** DATA FOR THIS EXERCISE follows **

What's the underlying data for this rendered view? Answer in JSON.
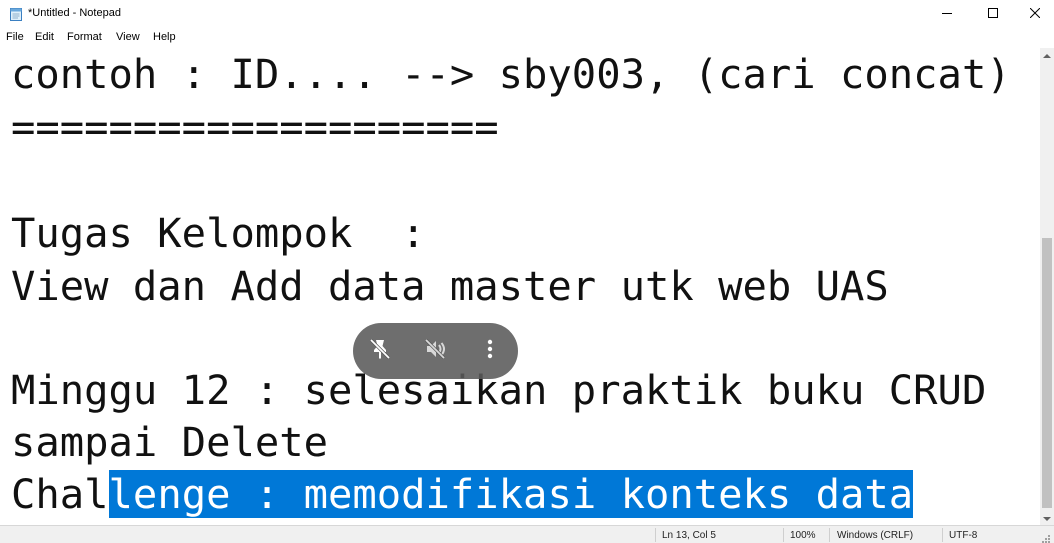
{
  "window": {
    "title": "*Untitled - Notepad",
    "controls": {
      "minimize_icon": "minimize-icon",
      "maximize_icon": "maximize-icon",
      "close_icon": "close-icon"
    }
  },
  "menu": {
    "items": [
      {
        "label": "File"
      },
      {
        "label": "Edit"
      },
      {
        "label": "Format"
      },
      {
        "label": "View"
      },
      {
        "label": "Help"
      }
    ]
  },
  "editor": {
    "lines": [
      {
        "text": "contoh : ID.... --> sby003, (cari concat)"
      },
      {
        "text": "===================="
      },
      {
        "text": ""
      },
      {
        "text": "Tugas Kelompok  :"
      },
      {
        "text": "View dan Add data master utk web UAS"
      },
      {
        "text": ""
      },
      {
        "text": "Minggu 12 : selesaikan praktik buku CRUD"
      },
      {
        "text": "sampai Delete"
      },
      {
        "text": "Challenge : memodifikasi konteks data",
        "unselected": "Chal",
        "selected": "lenge : memodifikasi konteks data"
      }
    ],
    "selection_color": "#0078d7"
  },
  "status": {
    "position": "Ln 13, Col 5",
    "zoom": "100%",
    "line_ending": "Windows (CRLF)",
    "encoding": "UTF-8"
  },
  "overlay": {
    "buttons": [
      {
        "icon": "pin-off-icon"
      },
      {
        "icon": "mute-icon"
      },
      {
        "icon": "more-vertical-icon"
      }
    ]
  }
}
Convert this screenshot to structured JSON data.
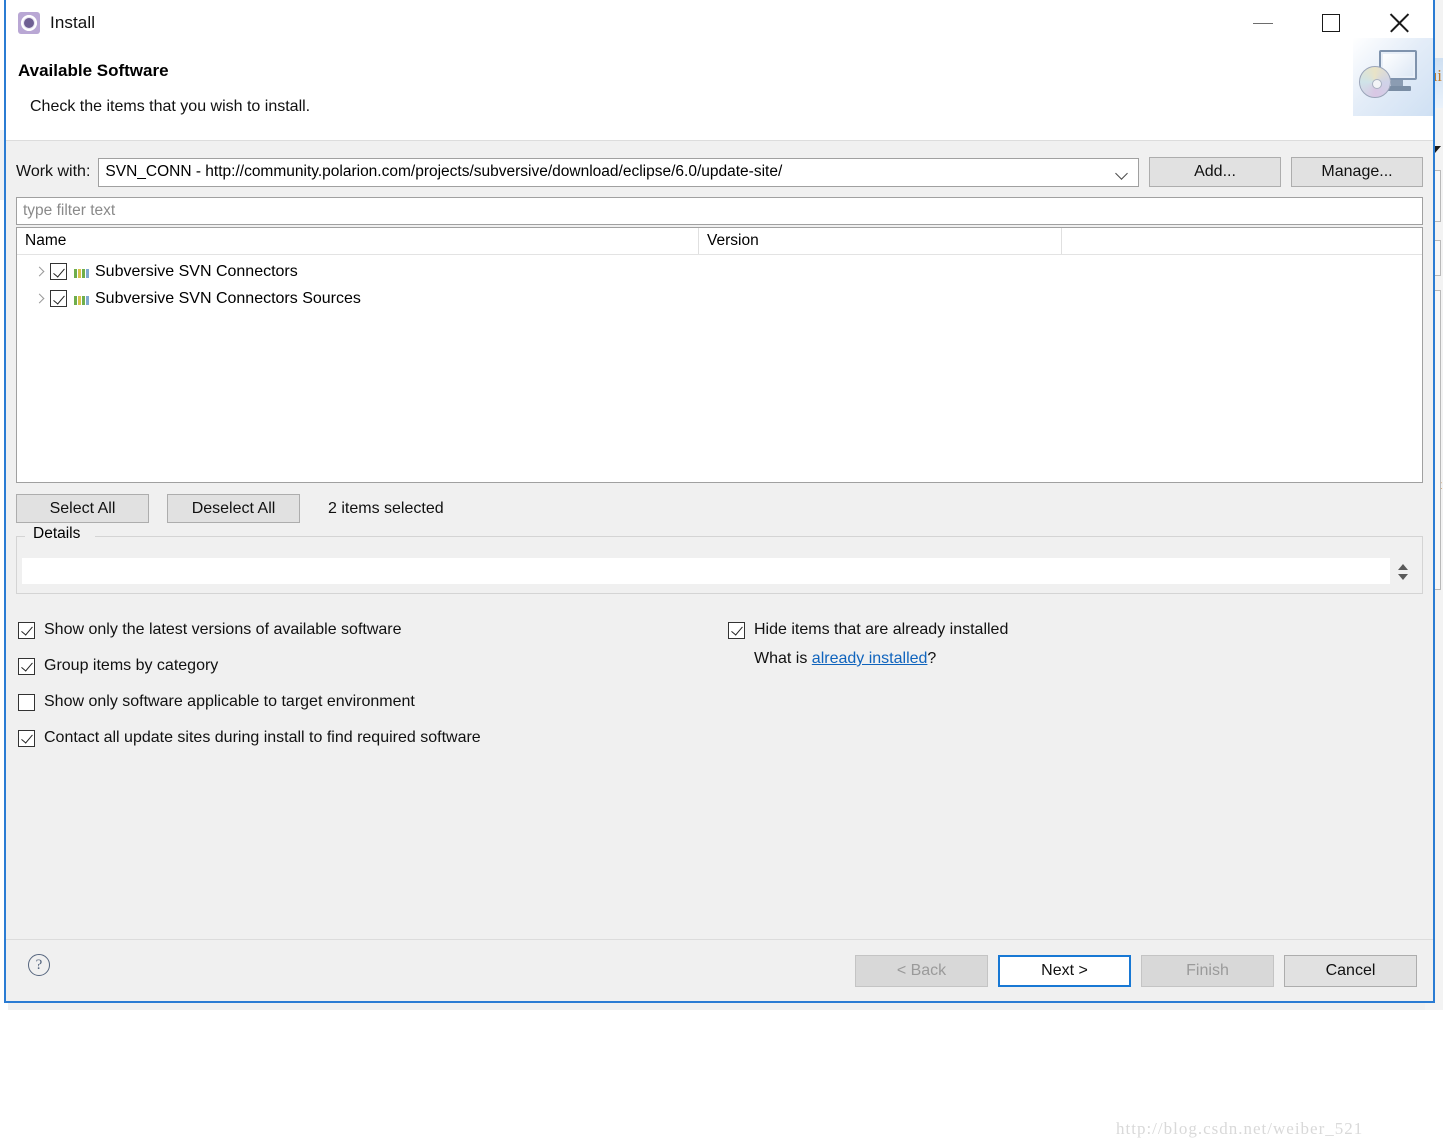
{
  "window": {
    "title": "Install",
    "icon": "install-gear-icon",
    "minimize_label": "Minimize",
    "maximize_label": "Maximize",
    "close_label": "Close"
  },
  "header": {
    "title": "Available Software",
    "subtitle": "Check the items that you wish to install.",
    "graphic": "monitor-with-cd-icon"
  },
  "work_with": {
    "label": "Work with:",
    "value": "SVN_CONN - http://community.polarion.com/projects/subversive/download/eclipse/6.0/update-site/",
    "dropdown_icon": "chevron-down-icon",
    "add_button": "Add...",
    "manage_button": "Manage..."
  },
  "filter": {
    "placeholder": "type filter text",
    "value": ""
  },
  "tree": {
    "columns": [
      "Name",
      "Version"
    ],
    "rows": [
      {
        "name": "Subversive SVN Connectors",
        "version": "",
        "checked": true,
        "expandable": true,
        "icon": "category-bars-icon"
      },
      {
        "name": "Subversive SVN Connectors Sources",
        "version": "",
        "checked": true,
        "expandable": true,
        "icon": "category-bars-icon"
      }
    ]
  },
  "selection": {
    "select_all": "Select All",
    "deselect_all": "Deselect All",
    "status": "2 items selected"
  },
  "details": {
    "legend": "Details",
    "content": "",
    "spinner_icon": "spinner-up-down-icon"
  },
  "options": {
    "left": [
      {
        "label": "Show only the latest versions of available software",
        "checked": true
      },
      {
        "label": "Group items by category",
        "checked": true
      },
      {
        "label": "Show only software applicable to target environment",
        "checked": false
      },
      {
        "label": "Contact all update sites during install to find required software",
        "checked": true
      }
    ],
    "right": [
      {
        "label": "Hide items that are already installed",
        "checked": true
      }
    ],
    "what_is_prefix": "What is ",
    "what_is_link": "already installed",
    "what_is_suffix": "?"
  },
  "footer": {
    "help_icon": "help-question-icon",
    "back": "< Back",
    "next": "Next >",
    "finish": "Finish",
    "cancel": "Cancel"
  },
  "watermark": "http://blog.csdn.net/weiber_521",
  "colors": {
    "dialog_border": "#2b7cd3",
    "link": "#1064bd",
    "default_button_border": "#1878d4",
    "panel_bg": "#f0f0f0"
  }
}
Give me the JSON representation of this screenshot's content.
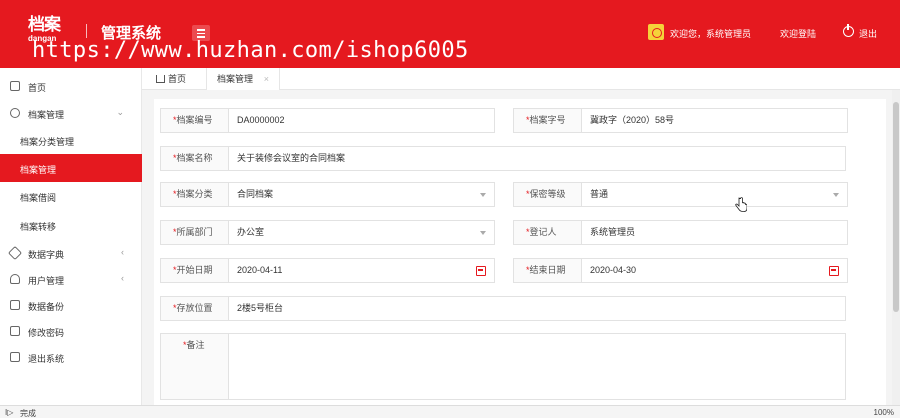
{
  "header": {
    "logo_text": "档案",
    "logo_sub": "dangan",
    "app_title": "管理系统",
    "watermark": "https://www.huzhan.com/ishop6005",
    "welcome": "欢迎您，系统管理员",
    "relogin": "欢迎登陆",
    "logout": "退出"
  },
  "sidebar": {
    "items": [
      {
        "label": "首页",
        "icon": "home-icon"
      },
      {
        "label": "档案管理",
        "icon": "key-icon",
        "arrow": "⌄"
      },
      {
        "label": "档案分类管理"
      },
      {
        "label": "档案管理"
      },
      {
        "label": "档案借阅"
      },
      {
        "label": "档案转移"
      },
      {
        "label": "数据字典",
        "icon": "tag-icon",
        "arrow": "‹"
      },
      {
        "label": "用户管理",
        "icon": "user-icon",
        "arrow": "‹"
      },
      {
        "label": "数据备份",
        "icon": "backup-icon"
      },
      {
        "label": "修改密码",
        "icon": "password-icon"
      },
      {
        "label": "退出系统",
        "icon": "exit-icon"
      }
    ]
  },
  "tabs": {
    "home": "首页",
    "active": "档案管理",
    "close": "×"
  },
  "form": {
    "archive_no": {
      "label": "档案编号",
      "value": "DA0000002"
    },
    "archive_word": {
      "label": "档案字号",
      "value": "冀政字（2020）58号"
    },
    "archive_name": {
      "label": "档案名称",
      "value": "关于装修会议室的合同档案"
    },
    "category": {
      "label": "档案分类",
      "value": "合同档案"
    },
    "secret_level": {
      "label": "保密等级",
      "value": "普通"
    },
    "department": {
      "label": "所属部门",
      "value": "办公室"
    },
    "registrant": {
      "label": "登记人",
      "value": "系统管理员"
    },
    "start_date": {
      "label": "开始日期",
      "value": "2020-04-11"
    },
    "end_date": {
      "label": "结束日期",
      "value": "2020-04-30"
    },
    "location": {
      "label": "存放位置",
      "value": "2楼5号柜台"
    },
    "remark": {
      "label": "备注",
      "value": ""
    },
    "required_mark": "*"
  },
  "statusbar": {
    "status": "完成",
    "zoom": "100%"
  },
  "colors": {
    "primary": "#e5191f",
    "background": "#f4f4f4"
  }
}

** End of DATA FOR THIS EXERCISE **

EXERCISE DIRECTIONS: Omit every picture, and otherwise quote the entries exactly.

TASK SOLUTION:
What's the underlying data for this rendered view? Answer in JSON.
{
  "window": {
    "title": "*Untitled - Notepad",
    "controls": {
      "minimize_icon": "minimize-icon",
      "maximize_icon": "maximize-icon",
      "close_icon": "close-icon"
    }
  },
  "menu": {
    "items": [
      {
        "label": "File"
      },
      {
        "label": "Edit"
      },
      {
        "label": "Format"
      },
      {
        "label": "View"
      },
      {
        "label": "Help"
      }
    ]
  },
  "editor": {
    "lines": [
      {
        "text": "contoh : ID.... --> sby003, (cari concat)"
      },
      {
        "text": "===================="
      },
      {
        "text": ""
      },
      {
        "text": "Tugas Kelompok  :"
      },
      {
        "text": "View dan Add data master utk web UAS"
      },
      {
        "text": ""
      },
      {
        "text": "Minggu 12 : selesaikan praktik buku CRUD"
      },
      {
        "text": "sampai Delete"
      },
      {
        "text": "Challenge : memodifikasi konteks data",
        "unselected": "Chal",
        "selected": "lenge : memodifikasi konteks data"
      }
    ],
    "selection_color": "#0078d7"
  },
  "status": {
    "position": "Ln 13, Col 5",
    "zoom": "100%",
    "line_ending": "Windows (CRLF)",
    "encoding": "UTF-8"
  },
  "overlay": {
    "buttons": [
      {
        "icon": "pin-off-icon"
      },
      {
        "icon": "mute-icon"
      },
      {
        "icon": "more-vertical-icon"
      }
    ]
  }
}
Convert this screenshot to structured JSON data.
{
  "window": {
    "title": "Install",
    "icon": "install-gear-icon",
    "minimize_label": "Minimize",
    "maximize_label": "Maximize",
    "close_label": "Close"
  },
  "header": {
    "title": "Available Software",
    "subtitle": "Check the items that you wish to install.",
    "graphic": "monitor-with-cd-icon"
  },
  "work_with": {
    "label": "Work with:",
    "value": "SVN_CONN - http://community.polarion.com/projects/subversive/download/eclipse/6.0/update-site/",
    "dropdown_icon": "chevron-down-icon",
    "add_button": "Add...",
    "manage_button": "Manage..."
  },
  "filter": {
    "placeholder": "type filter text",
    "value": ""
  },
  "tree": {
    "columns": [
      "Name",
      "Version"
    ],
    "rows": [
      {
        "name": "Subversive SVN Connectors",
        "version": "",
        "checked": true,
        "expandable": true,
        "icon": "category-bars-icon"
      },
      {
        "name": "Subversive SVN Connectors Sources",
        "version": "",
        "checked": true,
        "expandable": true,
        "icon": "category-bars-icon"
      }
    ]
  },
  "selection": {
    "select_all": "Select All",
    "deselect_all": "Deselect All",
    "status": "2 items selected"
  },
  "details": {
    "legend": "Details",
    "content": "",
    "spinner_icon": "spinner-up-down-icon"
  },
  "options": {
    "left": [
      {
        "label": "Show only the latest versions of available software",
        "checked": true
      },
      {
        "label": "Group items by category",
        "checked": true
      },
      {
        "label": "Show only software applicable to target environment",
        "checked": false
      },
      {
        "label": "Contact all update sites during install to find required software",
        "checked": true
      }
    ],
    "right": [
      {
        "label": "Hide items that are already installed",
        "checked": true
      }
    ],
    "what_is_prefix": "What is ",
    "what_is_link": "already installed",
    "what_is_suffix": "?"
  },
  "footer": {
    "help_icon": "help-question-icon",
    "back": "< Back",
    "next": "Next >",
    "finish": "Finish",
    "cancel": "Cancel"
  },
  "watermark": "http://blog.csdn.net/weiber_521",
  "colors": {
    "dialog_border": "#2b7cd3",
    "link": "#1064bd",
    "default_button_border": "#1878d4",
    "panel_bg": "#f0f0f0"
  }
}
Give me the JSON representation of this screenshot's content.
{
  "header": {
    "logo_text": "档案",
    "logo_sub": "dangan",
    "app_title": "管理系统",
    "watermark": "https://www.huzhan.com/ishop6005",
    "welcome": "欢迎您，系统管理员",
    "relogin": "欢迎登陆",
    "logout": "退出"
  },
  "sidebar": {
    "items": [
      {
        "label": "首页",
        "icon": "home-icon"
      },
      {
        "label": "档案管理",
        "icon": "key-icon",
        "arrow": "⌄"
      },
      {
        "label": "档案分类管理"
      },
      {
        "label": "档案管理"
      },
      {
        "label": "档案借阅"
      },
      {
        "label": "档案转移"
      },
      {
        "label": "数据字典",
        "icon": "tag-icon",
        "arrow": "‹"
      },
      {
        "label": "用户管理",
        "icon": "user-icon",
        "arrow": "‹"
      },
      {
        "label": "数据备份",
        "icon": "backup-icon"
      },
      {
        "label": "修改密码",
        "icon": "password-icon"
      },
      {
        "label": "退出系统",
        "icon": "exit-icon"
      }
    ]
  },
  "tabs": {
    "home": "首页",
    "active": "档案管理",
    "close": "×"
  },
  "form": {
    "archive_no": {
      "label": "档案编号",
      "value": "DA0000002"
    },
    "archive_word": {
      "label": "档案字号",
      "value": "冀政字（2020）58号"
    },
    "archive_name": {
      "label": "档案名称",
      "value": "关于装修会议室的合同档案"
    },
    "category": {
      "label": "档案分类",
      "value": "合同档案"
    },
    "secret_level": {
      "label": "保密等级",
      "value": "普通"
    },
    "department": {
      "label": "所属部门",
      "value": "办公室"
    },
    "registrant": {
      "label": "登记人",
      "value": "系统管理员"
    },
    "start_date": {
      "label": "开始日期",
      "value": "2020-04-11"
    },
    "end_date": {
      "label": "结束日期",
      "value": "2020-04-30"
    },
    "location": {
      "label": "存放位置",
      "value": "2楼5号柜台"
    },
    "remark": {
      "label": "备注",
      "value": ""
    },
    "required_mark": "*"
  },
  "statusbar": {
    "status": "完成",
    "zoom": "100%"
  },
  "colors": {
    "primary": "#e5191f",
    "background": "#f4f4f4"
  }
}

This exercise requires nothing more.